So, did you lie to your attorney about a material, critical part of your case? Did that lie effect the advice given and strategy used? Did that lie come back to bite you in the tail (and could have been minimized had you just told the truth)? So, think long and hard about lying to your attorney – – and don’t do it.
Matthew Thompson is a civil litigation attorney and knows the adage of if your lips are moving you’re lying, but still wants to believe the clients.
A proposed bill died a quiet death in committee yesterday, the same committee that helped in the drafting and promoting it. This bill had previously passed the Senate as well…
In November, I wrote about the “word on the street” of changes coming in Family Law in Mississippi. Last summer the Mississippi Legislature assembled a blue-ribbon panel of lawyers, judges, legislators, law professors and the like to assess some of Mississippi’s more difficult or out-of-the-main-stream family law laws.
This panel suggested multiple changes with child support/age of majority and adding a 13th ground for divorce- irretrievable breakdown. This change would bring Mississippi in line with approximately 48 other states.
Part of the reason for the blue-ribbon panel was to gain insight from the practitioners, judges and persons dealing with the families this would impact.

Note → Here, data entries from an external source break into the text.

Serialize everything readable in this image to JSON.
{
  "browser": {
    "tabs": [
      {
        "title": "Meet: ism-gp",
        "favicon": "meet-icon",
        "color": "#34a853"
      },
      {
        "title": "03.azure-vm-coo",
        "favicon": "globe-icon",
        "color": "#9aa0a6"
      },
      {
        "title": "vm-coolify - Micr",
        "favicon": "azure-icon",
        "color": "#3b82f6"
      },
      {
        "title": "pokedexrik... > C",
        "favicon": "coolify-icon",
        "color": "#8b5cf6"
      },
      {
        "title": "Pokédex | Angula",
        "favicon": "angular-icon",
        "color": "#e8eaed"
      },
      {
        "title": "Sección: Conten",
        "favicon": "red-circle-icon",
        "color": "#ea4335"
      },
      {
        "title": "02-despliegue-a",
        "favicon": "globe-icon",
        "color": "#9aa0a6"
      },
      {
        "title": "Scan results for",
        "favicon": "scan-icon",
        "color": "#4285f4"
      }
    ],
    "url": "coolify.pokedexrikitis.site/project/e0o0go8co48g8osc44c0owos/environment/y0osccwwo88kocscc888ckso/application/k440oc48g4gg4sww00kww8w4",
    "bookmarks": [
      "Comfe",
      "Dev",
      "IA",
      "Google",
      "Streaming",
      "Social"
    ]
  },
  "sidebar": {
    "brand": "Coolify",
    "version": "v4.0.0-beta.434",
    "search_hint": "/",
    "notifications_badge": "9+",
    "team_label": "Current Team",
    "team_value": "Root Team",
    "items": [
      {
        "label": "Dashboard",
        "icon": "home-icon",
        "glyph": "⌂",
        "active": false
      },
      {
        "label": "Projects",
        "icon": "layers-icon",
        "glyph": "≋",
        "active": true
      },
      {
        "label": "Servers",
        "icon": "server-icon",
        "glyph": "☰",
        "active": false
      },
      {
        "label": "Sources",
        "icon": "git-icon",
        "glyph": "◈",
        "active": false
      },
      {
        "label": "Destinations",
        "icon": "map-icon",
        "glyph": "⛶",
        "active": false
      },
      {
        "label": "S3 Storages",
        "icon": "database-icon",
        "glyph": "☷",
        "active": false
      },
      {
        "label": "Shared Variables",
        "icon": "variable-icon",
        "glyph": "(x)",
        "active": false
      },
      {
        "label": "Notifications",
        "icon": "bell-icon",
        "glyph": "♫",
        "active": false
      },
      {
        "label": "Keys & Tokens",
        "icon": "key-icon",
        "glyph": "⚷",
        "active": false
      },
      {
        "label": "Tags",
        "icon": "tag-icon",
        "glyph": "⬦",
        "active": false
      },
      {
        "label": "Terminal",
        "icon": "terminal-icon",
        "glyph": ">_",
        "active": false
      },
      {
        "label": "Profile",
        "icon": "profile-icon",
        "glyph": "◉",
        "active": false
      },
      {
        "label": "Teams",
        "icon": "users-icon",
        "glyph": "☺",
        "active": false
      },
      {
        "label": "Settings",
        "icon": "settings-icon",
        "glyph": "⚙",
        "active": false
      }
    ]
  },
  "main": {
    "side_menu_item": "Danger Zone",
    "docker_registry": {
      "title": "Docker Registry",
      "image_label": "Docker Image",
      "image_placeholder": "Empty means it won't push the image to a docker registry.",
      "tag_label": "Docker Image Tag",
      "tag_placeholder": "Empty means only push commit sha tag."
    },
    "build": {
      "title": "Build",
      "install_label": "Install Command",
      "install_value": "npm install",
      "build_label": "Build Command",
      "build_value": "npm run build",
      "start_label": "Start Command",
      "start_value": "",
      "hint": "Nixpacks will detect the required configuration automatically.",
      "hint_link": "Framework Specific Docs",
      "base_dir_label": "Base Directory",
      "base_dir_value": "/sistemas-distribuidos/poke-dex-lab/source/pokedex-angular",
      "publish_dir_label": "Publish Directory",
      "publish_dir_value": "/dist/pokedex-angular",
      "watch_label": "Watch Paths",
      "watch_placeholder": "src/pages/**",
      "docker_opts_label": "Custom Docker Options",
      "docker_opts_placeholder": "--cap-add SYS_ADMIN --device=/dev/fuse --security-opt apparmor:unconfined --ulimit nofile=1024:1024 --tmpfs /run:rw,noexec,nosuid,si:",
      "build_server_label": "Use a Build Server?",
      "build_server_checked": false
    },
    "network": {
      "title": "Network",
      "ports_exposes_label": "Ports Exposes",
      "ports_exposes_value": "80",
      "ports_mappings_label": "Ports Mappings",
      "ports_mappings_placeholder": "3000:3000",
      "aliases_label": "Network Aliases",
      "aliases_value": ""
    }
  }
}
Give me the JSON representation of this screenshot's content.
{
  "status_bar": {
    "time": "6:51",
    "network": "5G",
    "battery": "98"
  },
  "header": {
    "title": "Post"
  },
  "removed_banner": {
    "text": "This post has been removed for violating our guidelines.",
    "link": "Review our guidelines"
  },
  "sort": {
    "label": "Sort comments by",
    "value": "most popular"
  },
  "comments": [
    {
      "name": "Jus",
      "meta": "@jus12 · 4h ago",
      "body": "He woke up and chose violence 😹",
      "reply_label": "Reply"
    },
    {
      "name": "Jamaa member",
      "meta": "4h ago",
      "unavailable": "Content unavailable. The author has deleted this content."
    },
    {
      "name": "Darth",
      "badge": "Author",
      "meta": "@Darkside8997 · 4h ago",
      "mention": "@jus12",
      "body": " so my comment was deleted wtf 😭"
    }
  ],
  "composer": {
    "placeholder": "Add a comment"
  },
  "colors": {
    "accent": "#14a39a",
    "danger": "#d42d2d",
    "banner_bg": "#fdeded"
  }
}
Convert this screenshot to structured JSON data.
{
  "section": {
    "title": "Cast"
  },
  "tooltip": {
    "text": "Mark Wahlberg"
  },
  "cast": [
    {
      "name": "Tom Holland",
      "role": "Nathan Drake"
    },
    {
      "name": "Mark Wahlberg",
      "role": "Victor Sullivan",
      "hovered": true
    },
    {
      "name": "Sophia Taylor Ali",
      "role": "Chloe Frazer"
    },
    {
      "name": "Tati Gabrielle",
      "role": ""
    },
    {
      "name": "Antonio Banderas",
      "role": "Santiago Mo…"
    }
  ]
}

The rumor mill was that this was a done deal, was much-needed and would alleviate what one supreme court justice described as “financial blackmail.”
Yoggi Berra said it first, “It ain’t over ’til it’s over.”
Senate Bill 2643 (Miss 2022) died in Committee on March 1, 2022, when it was referred to Judiciary A, by Speaker, Philip Gun.
“4 02/10 (S) Transmitted To House
5 03/01 (H) Referred To Judiciary A
6 03/01 (H) Died In Committee”
Unfortunately, we may never know all of the behind-the-scenes details on why this was studied, proposed, promoted, passed, referred and allowed to whither on the vine. But, it was a much needed change in Mississippi law and one that would do more to promote family harmony than anything else the Mississippi legislature could do.
This harkens back to 2017 when a legislator single-handedly killed attempts to add domestic violence as a specific element of a cruelty based divorce and allow for the victim’s testimony to be sufficient proof of such. Once the domestic violence provision was struck the firestorm that erupted caused an about-face of the legislator and the language reappeared in another bill…lets hope for some common sense and that history repeats itself.
Matthew Thompson is a Mississippi Divorce and Civil Defense Attorney and is routing for another Change of Heart!